[15] A.M. Putz, A. Len, C. Ianasi, C. Savii, L. Almasy, Korean J. Chem. Eng., 2016, 33, 749–754. [CrossRef], [Google Scholar], [Publisher]
[16] C.C. Chen, H.J. Fan, C.Y. Jang, J.L. Jan, H.D. Lin, C. Lu, J. Photochem. Photobiol. B, 2006, 184, 147–154. [CrossRef], [Google Scholar], [Publisher]
[17] B. Gao, X. Luo, H. Fu, B. Lin, Y. Chen, Z. Gu, Mater. Res. Bull., 2013, 48, 587–594. [CrossRef], [Google Scholar], [Publisher]
[18] C.S. Lu, F.D. Mai, C.W. Wu, R.J. Wu, C.C. Chen, Dyes Pigm., 2008, 76, 706–713. [CrossRef], [Google Scholar], [Publisher]
[19] M. Pelaez, P. Falaras, V. Likodimos, K. OShea,  A.A.d. la Cruz, P.S.M. Dunlop, J.A. Byrne, D.D. Dionysiou, J. Mol. Catal. A Chem., 2016, 425, 183–189. [CrossRef], [Google Scholar], [Publisher]
[20] J. Yu, G. Dai, B. Huang, J. Phys. Chem. C, 2009, 113, 16394–16401. [CrossRef], [Google Scholar], [Publisher]
[21] Y. Tian, T. Tatsuma, J. Am. Chem. Soc., 2005, 127, 7632–7637. [CrossRef], [Google Scholar], [Publisher]

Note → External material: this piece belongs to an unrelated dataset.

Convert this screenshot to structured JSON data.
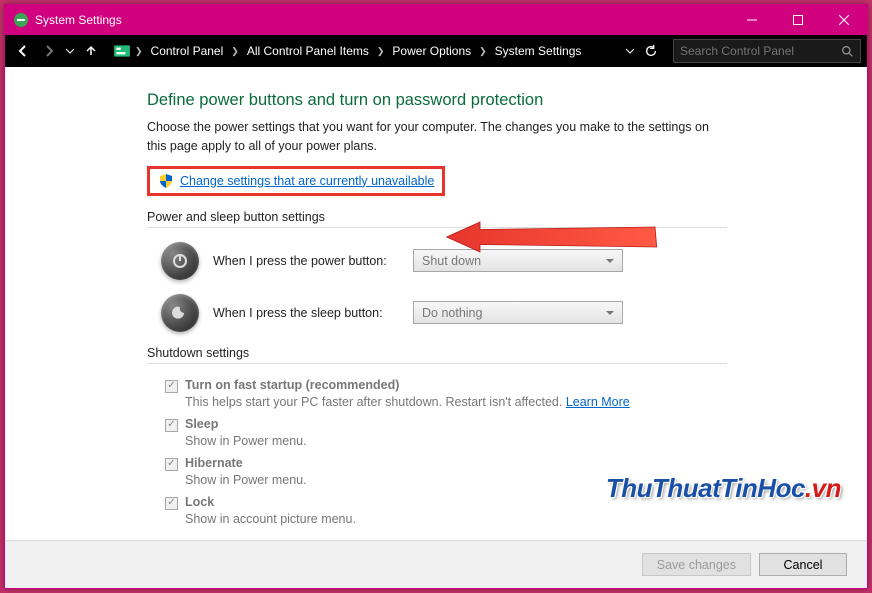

[22] E.M. Cuerda-Correa, M.F. Alexandre-Franco, C. Fernández-González, Water, 2020, 12, 102–153. [CrossRef], [Google Scholar], [Publisher]